Eric Gordon will be a huge factor in determining the success of the New Orleans Hornets.
In both conferences this past season, each team that secured a playoff berth finished with a positive points differential (POINTS SCORED - POINTS AGAINST = DIFF)... and in both conferences, the 9th seeds (Milwaukee and Houston) were the only other teams to finish with a positive differential.
This is an extremely basic statistic and it also makes a lot of sense... but the reason I bring it up is because it simply demonstrates why teams like Golden State, Minnesota and Sacramento will have a harder time becoming a playoff team than New Orleans.
When Marc Jackson stepped in as the new head coach of the Golden State Warriors at the beginning of last season, the first thing he said was that he wanted to change the defensive culture of the team, but despite the coaching change, there were still a lot of points being scored in the Bay Area and more often that not, it was by the opposition. Last season the Warriors conceded on average 101.2PPG, as opposed to the 93.4PPG conceded by the Hornets.
Likewise with Minnesota, who acquired Rick Adelman in an effort to turn things around defensively for the Timberwolves, but they also struggled to contain their opponents and allowed over 100PPG throughout the season. This essentially means for the T-Wolves to win a game, they need to score 101 points or more... something that I wouldn't bank on night after night.

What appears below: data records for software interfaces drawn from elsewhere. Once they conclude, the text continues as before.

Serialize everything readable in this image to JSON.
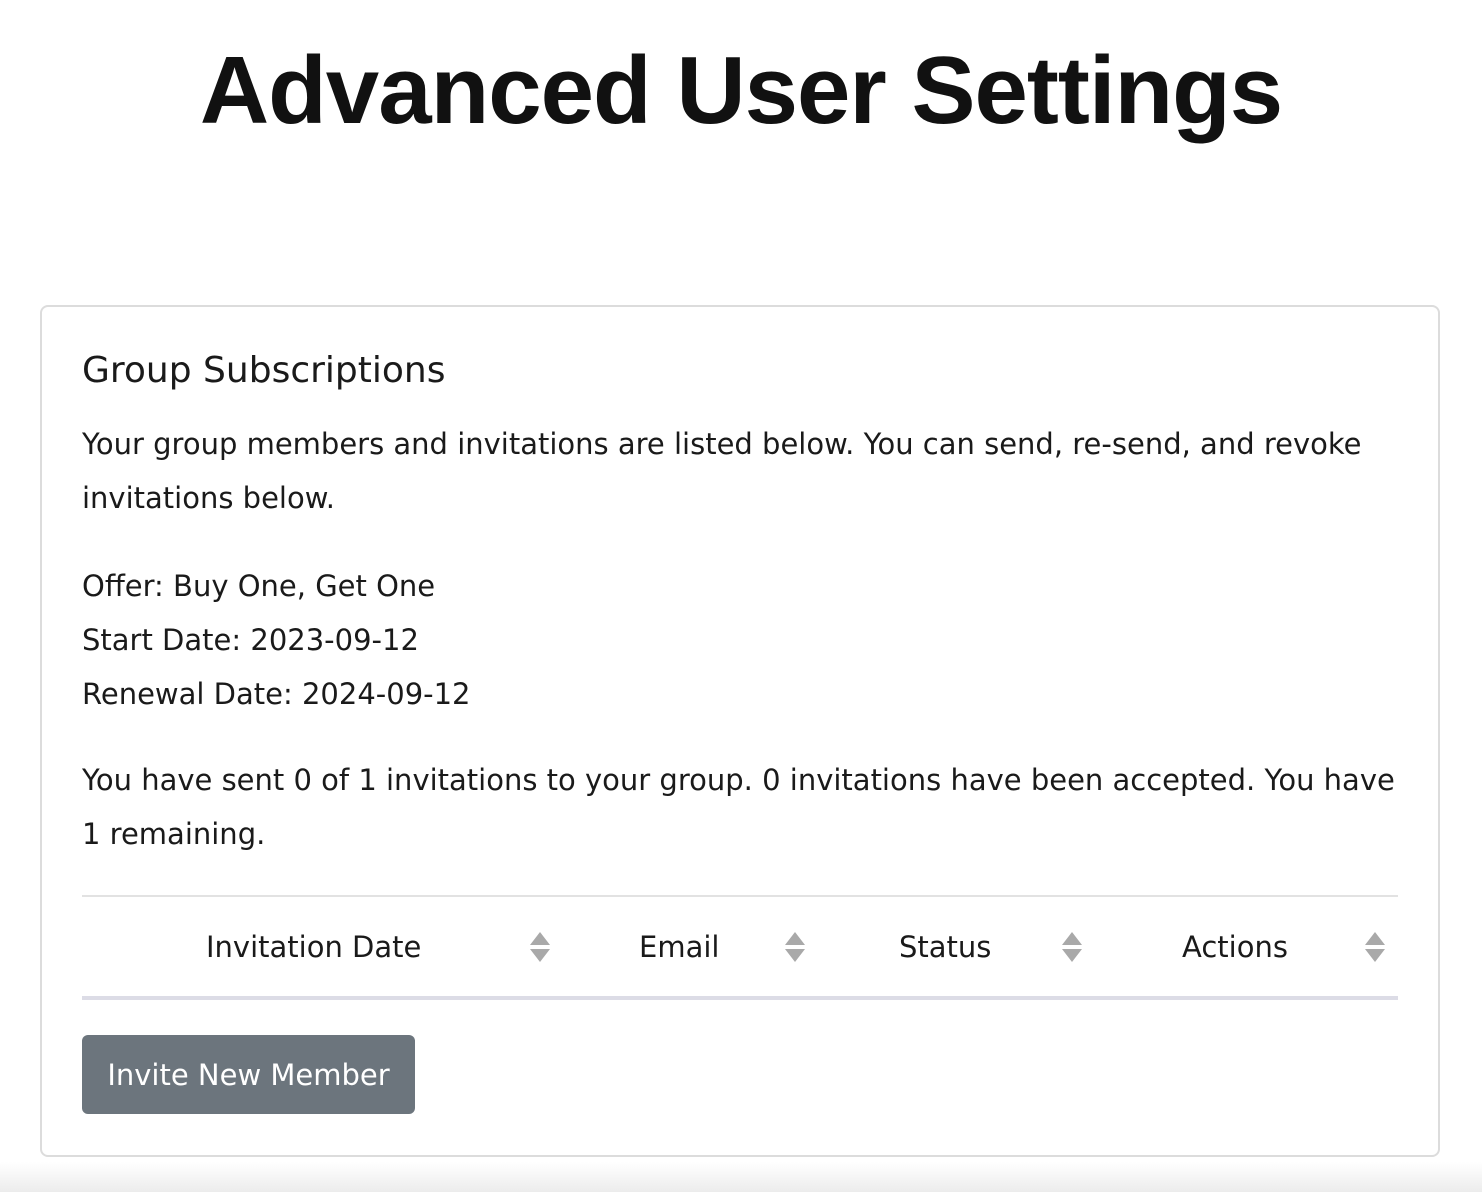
{
  "page": {
    "title": "Advanced User Settings"
  },
  "card": {
    "title": "Group Subscriptions",
    "description": "Your group members and invitations are listed below. You can send, re-send, and revoke invitations below.",
    "offer": "Offer: Buy One, Get One",
    "start_date": "Start Date: 2023-09-12",
    "renewal_date": "Renewal Date: 2024-09-12",
    "invitation_summary": "You have sent 0 of 1 invitations to your group. 0 invitations have been accepted. You have 1 remaining."
  },
  "table": {
    "columns": [
      {
        "label": "Invitation Date",
        "icon": "sort-icon"
      },
      {
        "label": "Email",
        "icon": "sort-icon"
      },
      {
        "label": "Status",
        "icon": "sort-icon"
      },
      {
        "label": "Actions",
        "icon": "sort-icon"
      }
    ],
    "rows": []
  },
  "actions": {
    "invite_button": "Invite New Member"
  },
  "colors": {
    "button_bg": "#6c757d",
    "sort_icon": "#a9a9a9"
  }
}
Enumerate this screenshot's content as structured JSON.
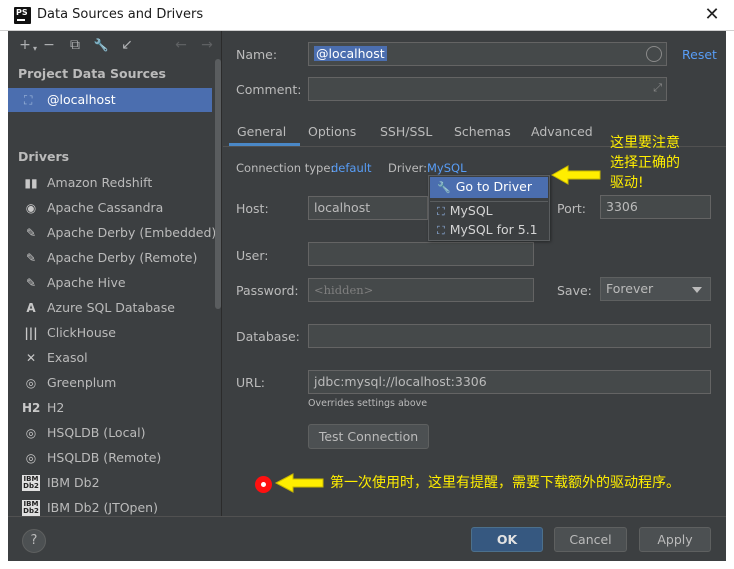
{
  "window": {
    "title": "Data Sources and Drivers",
    "app_icon": "PS",
    "close_glyph": "✕"
  },
  "toolbar": {
    "add": "+",
    "add_arrow": "▾",
    "remove": "−",
    "copy": "⧉",
    "wrench": "🔧",
    "import": "↙",
    "back": "←",
    "forward": "→"
  },
  "left": {
    "project_title": "Project Data Sources",
    "selected_source": "@localhost",
    "drivers_title": "Drivers",
    "drivers": [
      {
        "label": "Amazon Redshift",
        "icon": "▮▮"
      },
      {
        "label": "Apache Cassandra",
        "icon": "◉"
      },
      {
        "label": "Apache Derby (Embedded)",
        "icon": "✎"
      },
      {
        "label": "Apache Derby (Remote)",
        "icon": "✎"
      },
      {
        "label": "Apache Hive",
        "icon": "✎"
      },
      {
        "label": "Azure SQL Database",
        "icon": "A"
      },
      {
        "label": "ClickHouse",
        "icon": "|||"
      },
      {
        "label": "Exasol",
        "icon": "✕"
      },
      {
        "label": "Greenplum",
        "icon": "◎"
      },
      {
        "label": "H2",
        "icon": "H2"
      },
      {
        "label": "HSQLDB (Local)",
        "icon": "◎"
      },
      {
        "label": "HSQLDB (Remote)",
        "icon": "◎"
      },
      {
        "label": "IBM Db2",
        "icon": "IBM Db2"
      },
      {
        "label": "IBM Db2 (JTOpen)",
        "icon": "IBM Db2"
      }
    ]
  },
  "form": {
    "name_label": "Name:",
    "name_value": "@localhost",
    "reset": "Reset",
    "comment_label": "Comment:",
    "tabs": [
      "General",
      "Options",
      "SSH/SSL",
      "Schemas",
      "Advanced"
    ],
    "connection_type_label": "Connection type:",
    "connection_type_value": "default",
    "driver_label": "Driver:",
    "driver_value": "MySQL",
    "host_label": "Host:",
    "host_value": "localhost",
    "port_label": "Port:",
    "port_value": "3306",
    "user_label": "User:",
    "password_label": "Password:",
    "password_placeholder": "<hidden>",
    "save_label": "Save:",
    "save_value": "Forever",
    "database_label": "Database:",
    "url_label": "URL:",
    "url_value": "jdbc:mysql://localhost:3306",
    "url_note": "Overrides settings above",
    "test_button": "Test Connection"
  },
  "driver_popup": {
    "items": [
      "Go to Driver",
      "MySQL",
      "MySQL for 5.1"
    ]
  },
  "buttons": {
    "help": "?",
    "ok": "OK",
    "cancel": "Cancel",
    "apply": "Apply"
  },
  "annotations": {
    "note1_line1": "这里要注意",
    "note1_line2": "选择正确的",
    "note1_line3": "驱动!",
    "note2": "第一次使用时，这里有提醒，需要下载额外的驱动程序。"
  },
  "colors": {
    "accent": "#4b6eaf",
    "link": "#589df6",
    "annotation": "#ffee00",
    "marker": "#ff1010"
  }
}
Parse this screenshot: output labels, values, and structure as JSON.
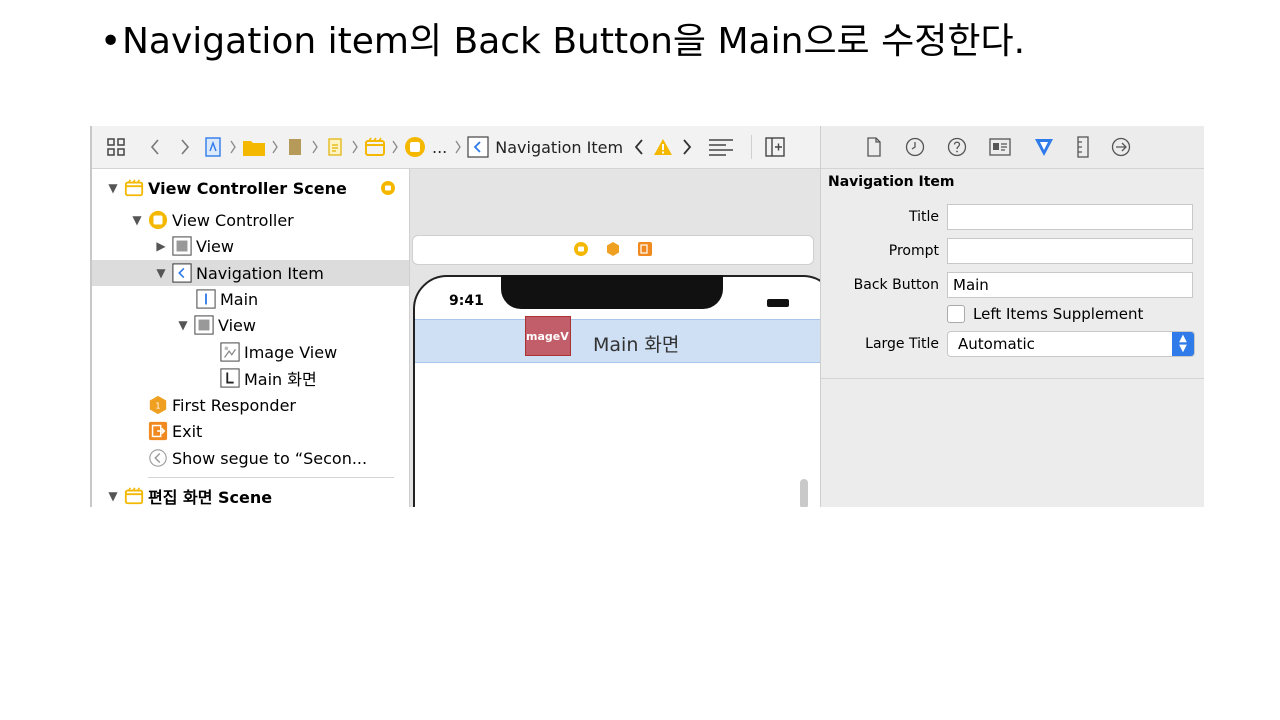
{
  "slide": {
    "bullet": "•",
    "title": "Navigation item의 Back Button을 Main으로 수정한다."
  },
  "jumpbar": {
    "ellipsis": "...",
    "current_item": "Navigation Item"
  },
  "outline": {
    "items": [
      {
        "label": "View Controller Scene",
        "icon": "scene-icon"
      },
      {
        "label": "View Controller",
        "icon": "view-controller-icon"
      },
      {
        "label": "View",
        "icon": "view-icon"
      },
      {
        "label": "Navigation Item",
        "icon": "navigation-item-icon"
      },
      {
        "label": "Main",
        "icon": "bar-button-item-icon"
      },
      {
        "label": "View",
        "icon": "view-icon"
      },
      {
        "label": "Image View",
        "icon": "image-view-icon"
      },
      {
        "label": "Main 화면",
        "icon": "label-icon"
      },
      {
        "label": "First Responder",
        "icon": "first-responder-icon"
      },
      {
        "label": "Exit",
        "icon": "exit-icon"
      },
      {
        "label": "Show segue to “Secon...",
        "icon": "segue-icon"
      },
      {
        "label": "편집 화면 Scene",
        "icon": "scene-icon"
      }
    ]
  },
  "canvas": {
    "time": "9:41",
    "image_view_label": "mageV",
    "nav_title": "Main 화면"
  },
  "inspector": {
    "section_title": "Navigation Item",
    "title_label": "Title",
    "title_value": "",
    "prompt_label": "Prompt",
    "prompt_value": "",
    "back_button_label": "Back Button",
    "back_button_value": "Main",
    "left_items_supplement_label": "Left Items Supplement",
    "left_items_supplement_checked": false,
    "large_title_label": "Large Title",
    "large_title_value": "Automatic"
  },
  "colors": {
    "accent": "#2f7bea",
    "scene_icon": "#f5b800",
    "navbar_bg": "#cfe0f5",
    "warning": "#f5b800"
  }
}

While run-and-gun offenses can be fun to watch, more often than not, it leads to inconsistent play. On the other hand, a team who manages to hold their opponents below 95 points on a consistent basis, is never out of a game and with Eric Gordon back in the picture for New Orleans, just staying within striking distance may be all it takes to get over the hump.
Greivis Vasquez and Jason Smith will provide the Hornets with energy and leadership.
New Orleans went 6-3 in Eric Gordon's games played for New Orleans. In those nine games the Hornets averaged 95.7PPG, (giving the Hornets a differential of +2.3) which was a 6.1PPG increase on the teams scoring numbers without Gordon. If the Hornets had of played out the entire season, with Gordon having a similar impact on the offense (He averaged 20.6PPG) they would have finished with the 4th best points differential, sitting behind only San Antonio, Oklahoma City and the LA Clippers.
Despite the small sample size, these numbers highlight Eric Gordon's impact he makes at the offensive end of the floor. If he can look after his body throughout the summer and come in to training camp ready to play, the Hornets will quickly become one of the league's most coveted sleepers looking to steal a spot in the western conference playoffs.